6.8Incident(a)Based on the analysis of the incident category and classification, theinformation security incident can be addressed in the following ways:StatusConfirmedReasonAn incident has been confirmed and response is underway.DispositionReasonUnidentifiedA confirmed incident involving an ICT service or system whichcannot be located may be resolved as Unidentified.TransferredA confirmed incident may be investigated and transferred toanother department for further investigation or action.A confirmed incident may be Deferred due to resourceconstraints, or information type.DeferredNote: Critical/High Priority cases cannot be deferred withoutCIO approval.False Indicator Investigation reveals that the source indicator used as the basisfor incident detection was a faulty Indicator.An event that appeared to be a malicious activity wasMisconfiguration subsequently proven to be a false alert and determined to be amisconfiguration (malfunction) of a system.Duplicate6.9An incident may be a duplicate of another record in the ServiceDesk, and must be merged with the existing workflow.Escalation(a)Severe and Major category incidents will require escalation so that seniormanagement within the University are made aware of, and may respondaccordingly to, serious and potentially serious information security incidents.The Crisis/Escalation Team consists of senior members of the relevantdepartments of the University. Not all members of the Crisis/Escalation Teamwill need to be alerted to all information security incidents immediately.(b)Refer to the Critical Incident Management Communication Procedure forescalation procedures to be followed for Severe and Major Categoryincidents.7.Phase 3: Containment, Eradication and Recovery7.1This phase begins once the suspected event has been classified as a ConfirmedIncident. This phase involves identifying the immediate response actions to deal withthe information security incident and informing the appropriate team about the requiredactions. The primary objective is to confine any adverse impact to the University’soperations, followed by eradication of the threat and the return of the ICT services andsystems to its normal productive state.

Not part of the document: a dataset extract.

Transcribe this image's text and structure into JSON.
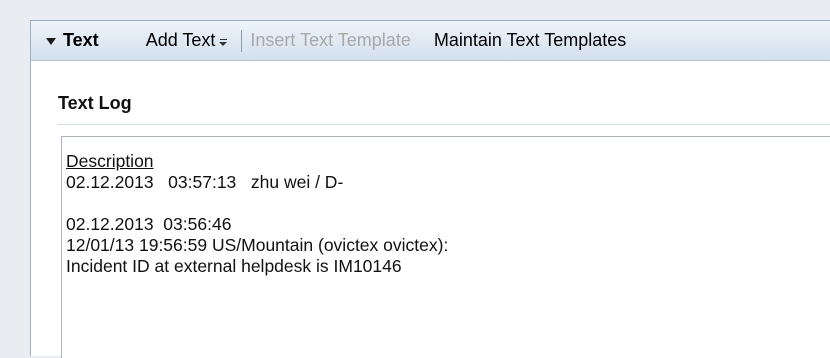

7.2The department representative/ incident handler shall manage this phase. Incidentcontainment, eradication and recovery steps may vary based on the incident type, andthe Incident Response Responsibility may be split over multiple teams which shall bemanaged and coordinated by the Incident Handlers.7.3Incident Handlers may require investigation expertise during the course of a responseor must have access to or agreements with third parties with appropriate skill sets toperform investigations.7.4An appropriate combination of the following actions must be used to complete thisphase:(a)(b)(c)8.Initial containment of the incident(i)Acquire, preserve, secure and document evidence(ii)Confirm containment of the Incident(iii)Further analyse the incident and determine if containment wassuccessful(iv)Implement additional containment measures, if necessaryEradicate the incident(i)Identify and mitigate all vulnerabilities that were exploited(ii)The ISIRT team will undertake the necessary activities to resolve theproblem, and restore the affected services to their normal state. Ifexternal support has been requested, the external bodies will also beinvolved in resolving the problem.(iii)Remove components of the systems causing the incident.Recover from the incident(i)Return affected systems and services to a state that is ready foroperation.(ii)Confirm that the affected systems and services are functioningnormally.Phase4: Post-Incident ActivityThis phase takes place once the information security incident has been resolved orclosed.8.1Compile Summary of Actions and Findings(a)The Incident Handler(s) must document the actions taken during the process.If the incident involved support from external Investigators or ForensicIn